#### [EXERCISE]
Wherever the listing has a line with the string "level", copy that line out.

#### [MATERIAL FOR THIS TASK]
[Start of section]

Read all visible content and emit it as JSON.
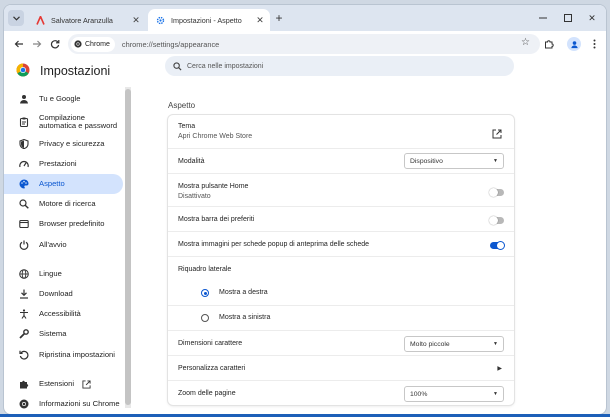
{
  "browser": {
    "tabs": [
      {
        "title": "Salvatore Aranzulla",
        "active": false
      },
      {
        "title": "Impostazioni - Aspetto",
        "active": true
      }
    ],
    "new_tab": "+",
    "address": {
      "chip_label": "Chrome",
      "url": "chrome://settings/appearance"
    }
  },
  "settings": {
    "app_title": "Impostazioni",
    "search_placeholder": "Cerca nelle impostazioni",
    "nav": [
      {
        "label": "Tu e Google",
        "icon": "person-icon"
      },
      {
        "label": "Compilazione automatica e password",
        "icon": "clipboard-icon"
      },
      {
        "label": "Privacy e sicurezza",
        "icon": "shield-icon"
      },
      {
        "label": "Prestazioni",
        "icon": "speedometer-icon"
      },
      {
        "label": "Aspetto",
        "icon": "palette-icon",
        "active": true
      },
      {
        "label": "Motore di ricerca",
        "icon": "search-icon"
      },
      {
        "label": "Browser predefinito",
        "icon": "browser-icon"
      },
      {
        "label": "All'avvio",
        "icon": "power-icon"
      },
      {
        "label": "Lingue",
        "icon": "globe-icon"
      },
      {
        "label": "Download",
        "icon": "download-icon"
      },
      {
        "label": "Accessibilità",
        "icon": "accessibility-icon"
      },
      {
        "label": "Sistema",
        "icon": "wrench-icon"
      },
      {
        "label": "Ripristina impostazioni",
        "icon": "reset-icon"
      },
      {
        "label": "Estensioni",
        "icon": "puzzle-icon"
      },
      {
        "label": "Informazioni su Chrome",
        "icon": "chrome-icon"
      }
    ],
    "section_title": "Aspetto",
    "theme": {
      "label": "Tema",
      "sub": "Apri Chrome Web Store"
    },
    "mode": {
      "label": "Modalità",
      "value": "Dispositivo"
    },
    "home_button": {
      "label": "Mostra pulsante Home",
      "sub": "Disattivato",
      "enabled": false
    },
    "bookmarks_bar": {
      "label": "Mostra barra dei preferiti",
      "enabled": false
    },
    "tab_previews": {
      "label": "Mostra immagini per schede popup di anteprima delle schede",
      "enabled": true
    },
    "side_panel": {
      "label": "Riquadro laterale",
      "options": [
        {
          "label": "Mostra a destra",
          "selected": true
        },
        {
          "label": "Mostra a sinistra",
          "selected": false
        }
      ]
    },
    "font_size": {
      "label": "Dimensioni carattere",
      "value": "Molto piccole"
    },
    "customize_fonts": {
      "label": "Personalizza caratteri"
    },
    "page_zoom": {
      "label": "Zoom delle pagine",
      "value": "100%"
    }
  },
  "colors": {
    "accent": "#0b57d0",
    "active_nav_bg": "#d3e3fd"
  }
}
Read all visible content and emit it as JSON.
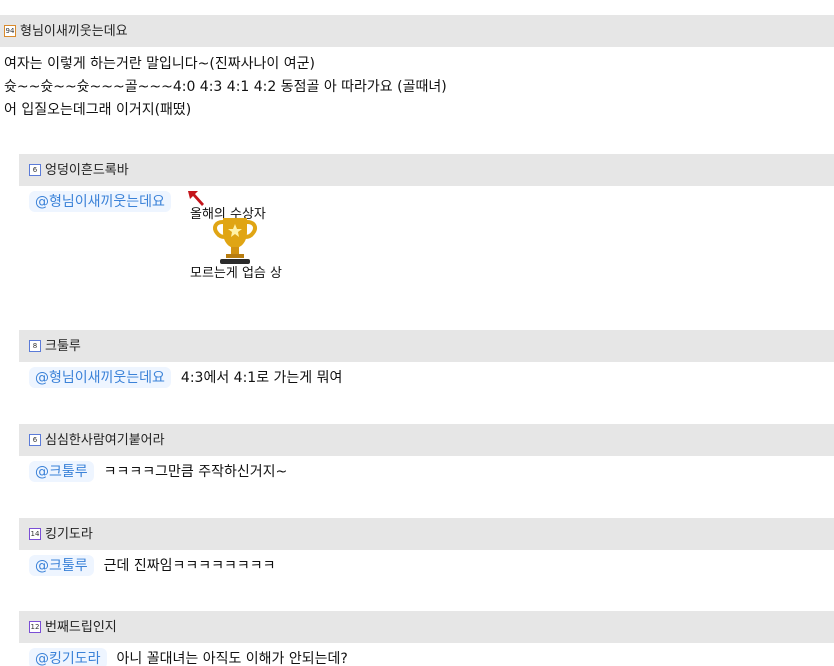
{
  "main_post": {
    "author": "형님이새끼웃는데요",
    "level": "94",
    "lines": [
      "여자는 이렇게 하는거란 말입니다~(진짜사나이 여군)",
      "슛~~슛~~슛~~~골~~~4:0 4:3 4:1 4:2 동점골 아 따라가요 (골때녀)",
      "어 입질오는데그래 이거지(패떴)"
    ]
  },
  "comments": [
    {
      "author": "엉덩이흔드록바",
      "level": "6",
      "mention": "@형님이새끼웃는데요",
      "text": "",
      "award": {
        "top": "올해의 수상자",
        "bottom": "모르는게 업슴 상"
      }
    },
    {
      "author": "크툴루",
      "level": "8",
      "mention": "@형님이새끼웃는데요",
      "text": "4:3에서 4:1로 가는게 뭐여"
    },
    {
      "author": "심심한사람여기붙어라",
      "level": "6",
      "mention": "@크툴루",
      "text": "ㅋㅋㅋㅋ그만큼 주작하신거지~"
    },
    {
      "author": "킹기도라",
      "level": "14",
      "mention": "@크툴루",
      "text": "근데 진짜임ㅋㅋㅋㅋㅋㅋㅋㅋ"
    },
    {
      "author": "번째드립인지",
      "level": "12",
      "mention": "@킹기도라",
      "text": "아니 꼴대녀는 아직도 이해가 안되는데?"
    }
  ],
  "colors": {
    "mention_bg": "#eef5ff",
    "mention_text": "#3b82d8",
    "header_bg": "#e6e6e6"
  },
  "icons": {
    "award_arrow": "arrow-up-left-icon",
    "trophy": "trophy-icon"
  }
}
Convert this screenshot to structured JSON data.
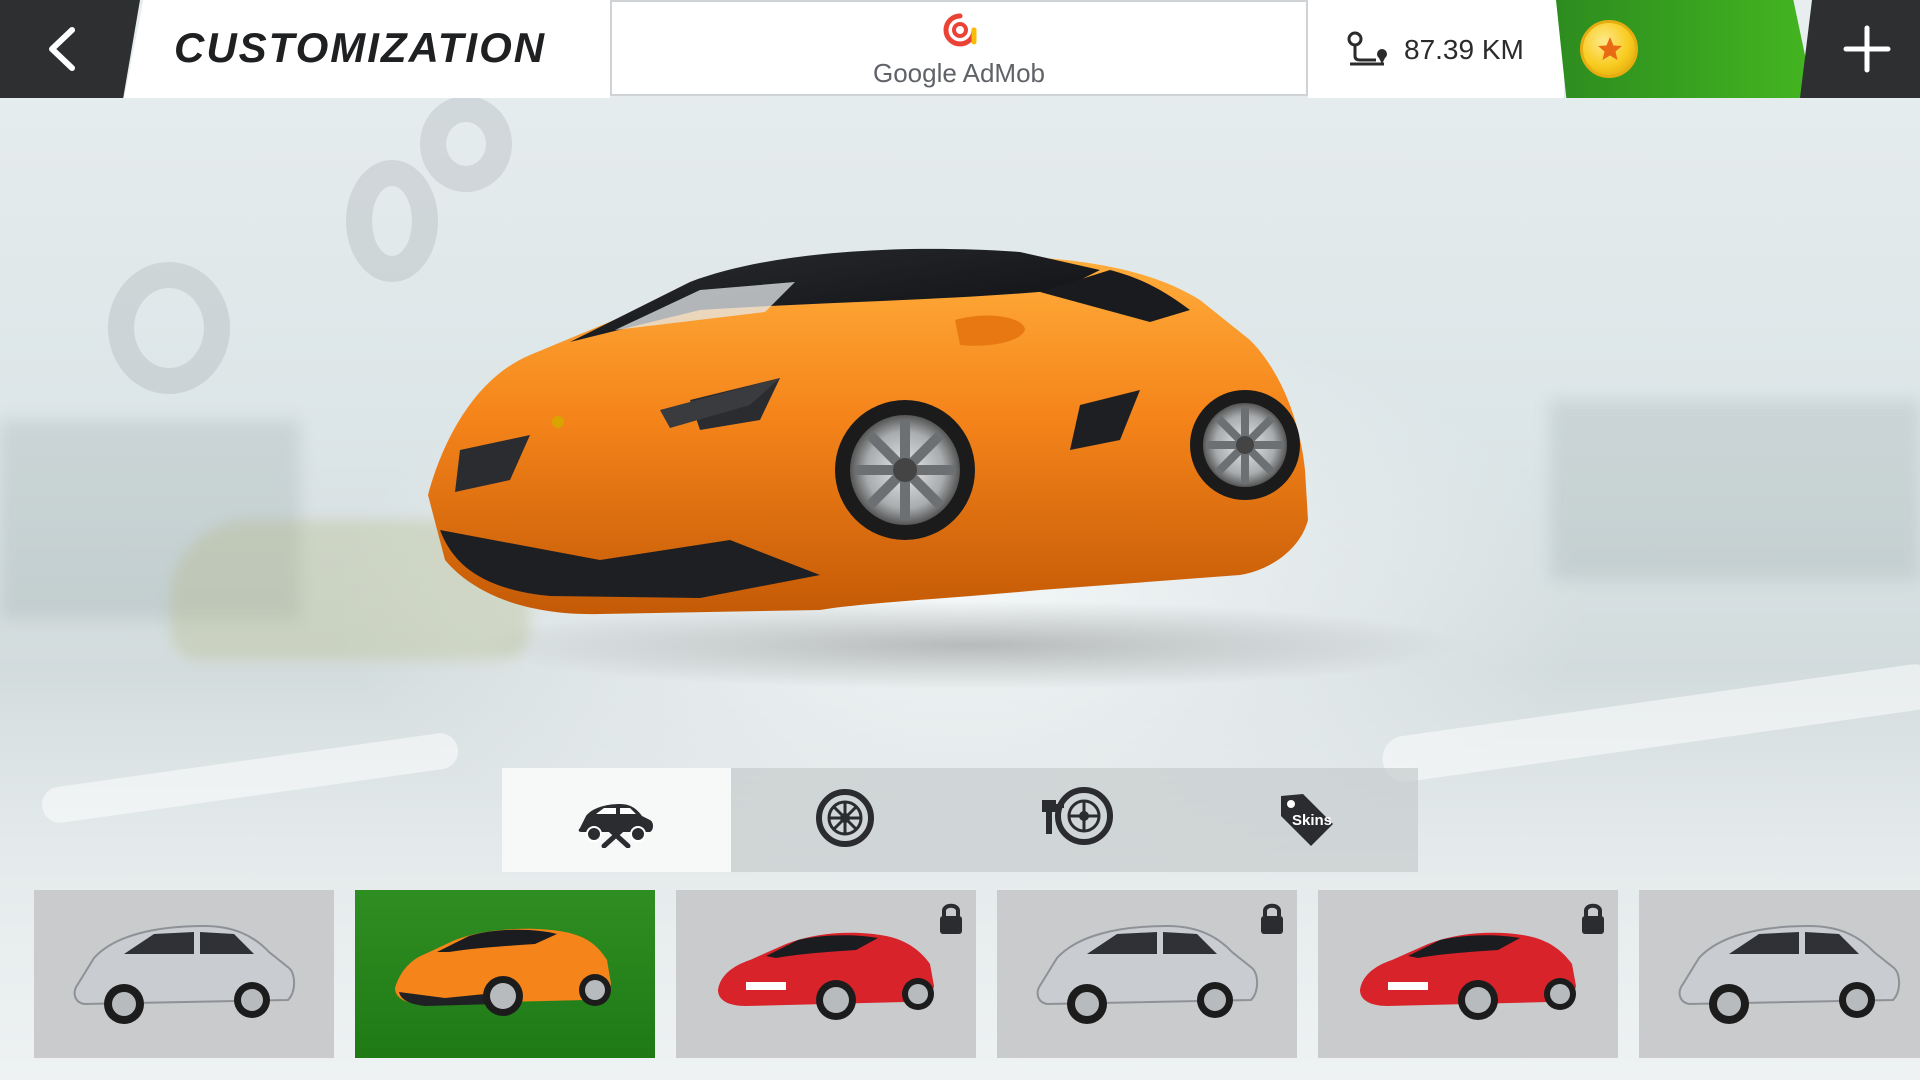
{
  "header": {
    "title": "CUSTOMIZATION",
    "ad_label": "Google AdMob",
    "distance": "87.39 KM",
    "coins": ""
  },
  "icons": {
    "back": "chevron-left-icon",
    "distance": "route-icon",
    "coin": "coin-star-icon",
    "add": "plus-icon"
  },
  "colors": {
    "accent_green": "#3aa51f",
    "dark_button": "#2e2f31",
    "hero_car": "#f5841a",
    "coin_gold": "#f8cb1f"
  },
  "tabs": [
    {
      "name": "body-upgrade",
      "label": "",
      "active": true
    },
    {
      "name": "wheels",
      "label": "",
      "active": false
    },
    {
      "name": "paint-wheels",
      "label": "",
      "active": false
    },
    {
      "name": "skins",
      "label": "Skins",
      "active": false
    }
  ],
  "cars": [
    {
      "model": "silver-sedan",
      "color": "#c9ccd0",
      "locked": false,
      "selected": false
    },
    {
      "model": "orange-supercar",
      "color": "#f5841a",
      "locked": false,
      "selected": true
    },
    {
      "model": "red-sports-coupe",
      "color": "#d8232a",
      "locked": true,
      "selected": false
    },
    {
      "model": "silver-sedan",
      "color": "#c9ccd0",
      "locked": true,
      "selected": false
    },
    {
      "model": "red-sports-coupe",
      "color": "#d8232a",
      "locked": true,
      "selected": false
    },
    {
      "model": "silver-sedan",
      "color": "#c9ccd0",
      "locked": false,
      "selected": false
    }
  ]
}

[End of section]

#### [EXERCISE RESPONSE]
    "level": "94",
      "level": "6",
      "level": "8",
      "level": "6",
      "level": "14",
      "level": "12",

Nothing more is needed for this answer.